The key here seems to be shared music making, not merely listening to recorded music. It’s the act of connection that occurs when people gather together to experience and create music. It’s why every world religion employs music in its services. It’s why musicians tour and do live concerts. It’s why political rallies include performances by popular musicians. When you share music together your brain releases oxytocin and chemically bonds you to those around you.

Oxytocin is the same chemical released during breastfeeding. It’s the same neuropeptide associated with physical touch. It is a proven hormone that increases bonding and trust between people. Remember the feeling of love and affection wash over you as your breastfed your little one? Or when you gazed into their eyes as you rocked them and sang a lullaby? That was oxytocin bathing your brain, connecting you and your little one.
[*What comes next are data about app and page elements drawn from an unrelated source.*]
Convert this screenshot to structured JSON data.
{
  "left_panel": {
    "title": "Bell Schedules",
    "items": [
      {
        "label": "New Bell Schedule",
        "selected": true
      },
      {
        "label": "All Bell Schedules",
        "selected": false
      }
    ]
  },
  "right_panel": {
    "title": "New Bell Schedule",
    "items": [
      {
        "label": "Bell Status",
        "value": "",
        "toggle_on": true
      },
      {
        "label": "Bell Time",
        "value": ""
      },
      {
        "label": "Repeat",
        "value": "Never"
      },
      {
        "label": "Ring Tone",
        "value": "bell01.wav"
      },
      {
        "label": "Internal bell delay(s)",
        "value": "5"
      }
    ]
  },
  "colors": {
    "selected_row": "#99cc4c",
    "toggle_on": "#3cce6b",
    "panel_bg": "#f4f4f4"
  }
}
THAT is what we do here at Kindermusik. It is an intentional shared musical experience between you and your child that optimizes brain development in them and heightened emotional pleasure in both of you. For our older students, the sharing time with you at the end of class is limited. So it’s even more important that you engage in at-home music making.

THAT is the purpose behind our Rainbow Connection efforts these next two weeks. We provide tools for you to take the Kindermusik experience that you’ve invested in and bring it into your home. We want you to get the full benefits of our program and make shared musical experience a natural, daily part of your family culture. Because it will make your family even more bonded, and make your children even more cooperative, and bring you all emotional well being.

 

Music builds connection.
Music builds brains.
Music builds culture.
Music builds cohesion.
Music builds cooperation.

 

And, as we have learned from our Neanderthal ancestors, as they have passed down in our very DNA, music breeds life.

So dig into your at-home materials with renewed interest and enthusiasm and intention. Develop your own family musical rituals with purpose. And keep coming back to Kindermusik. Keep this development and bonding going through Summermusik and into the next year.

Can’t wait to see your beautifully colored Rainbow Connection papers as you bring them back next week!